This view shows community organizations in the area who offer various forms of STEM learning opportunities. The orange circles show census data for each census tract in the nine community areas.
My question is, "How will it be used to make STEM learning and career opportunities available to youth through out the area?"
In 2004 an intern from India built the first on-line Tutor/Mentor Program Locator, which was a searchable database shown below. We had organized our annual survey in 1994 to learn who offers volunteer-based tutor/mentor programs, where they were located, what age group they served, and what type of tutoring and/or mentoring did they offer, as well as what time of day did they offer services.
You could follow news stories with map stories. On your map you could not only show existing tutor/mentor programs, but you could add layers showing businesses, hospitals, faith groups, universities who share the same geography and who should be innovative and strategic in helping mentor-rich non-school programs grow in the area. For each part of the city the mix of programs and assets is different.
One of the challenges of the STEM project is building public awareness and drawing people to the platform, then teaching them to create stories on a regular basis that draw even more people to the platform and motivate them to take actions that help kids in the area have access to mentor-rich STEM learning programs that provide on-going support as kids move from 1st grade through high school, college/tech school and into jobs and careers.
Since my organization did not have advertising dollars we developed a "Rest of the Story" strategy that followed media stories with maps that showed the neighborhood and pointed to tutor/mentor programs in the area (if any) and described the need for more programs. Below is a mid 1990s example.
The STEM project leaders could duplicate this and other strategies that I've piloted over the past 30 years. They are all on-line and available to anyone motivated to look. They might even add some features and functionality to their platform based on what I have done, or tried to do.
The Tutor/Mentor Blog is an even broader text book than the Mapping For Justice blog. Think of the sections below as chapters, or courses in a learning curriculum.
Public awareness - click here
Using maps - click here
Media strategies - click here
Follow up to violence - click here
Mentor role in larger strategy - click here
Tutor/Mentor Institute, LLC website - click here
The challenge: Too much information.
View this graphic in this article. The ideas I share and websites I point to are a vast information ecosystem. It's like a university library or the library of different religious groups. It can't be learned in a day. It needs to be part of on-going learning.
For that to happen major donors, perhaps MacKenzie Scott, need to provide money to fund programs within high schools and college that provide advance degrees for people who spend 10-20 years learning and applying these ideas.
Thanks for reading. Please share these ideas with leaders in Chicago and other cities. Maybe you know one of these donors, or are one yourself.

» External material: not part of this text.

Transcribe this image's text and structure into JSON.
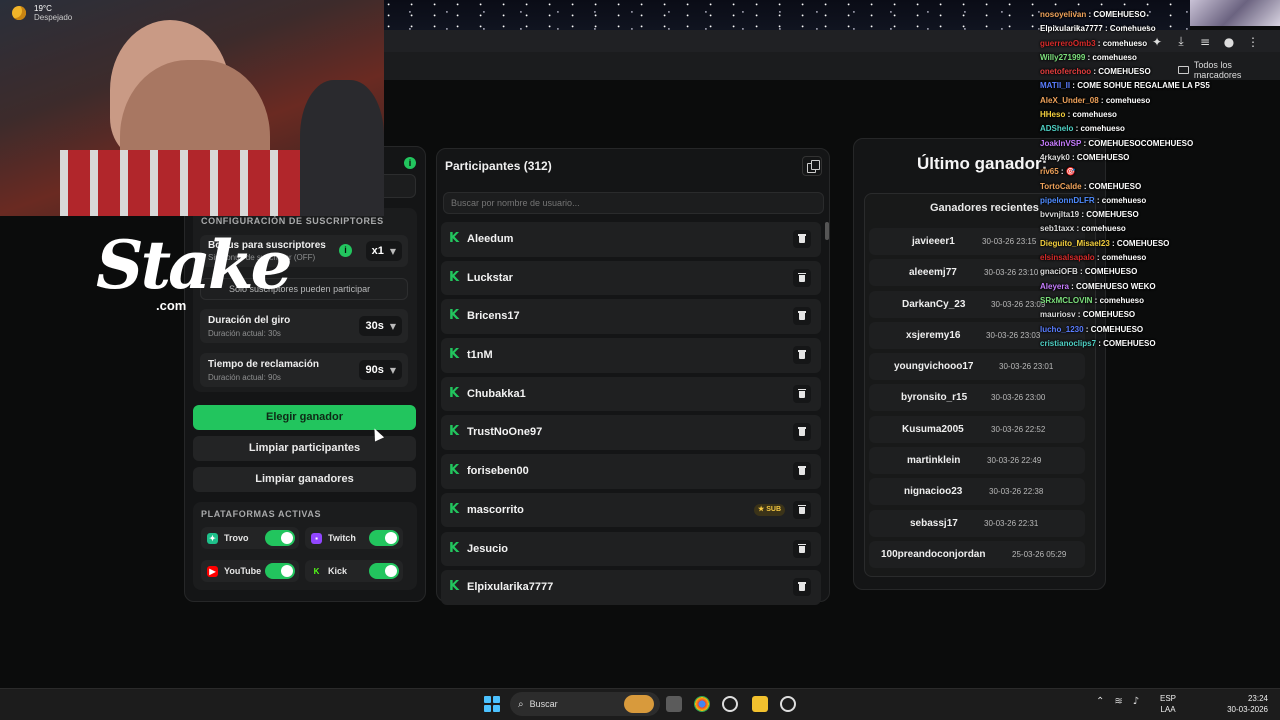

Connect with me on social media platforms and share your own strategies and maps. Help build the network. Help the STEM network grow and reach more people.
Finally, consider a year-end contribution to help me continue this work in 2024. Visit this page to use the PayPal.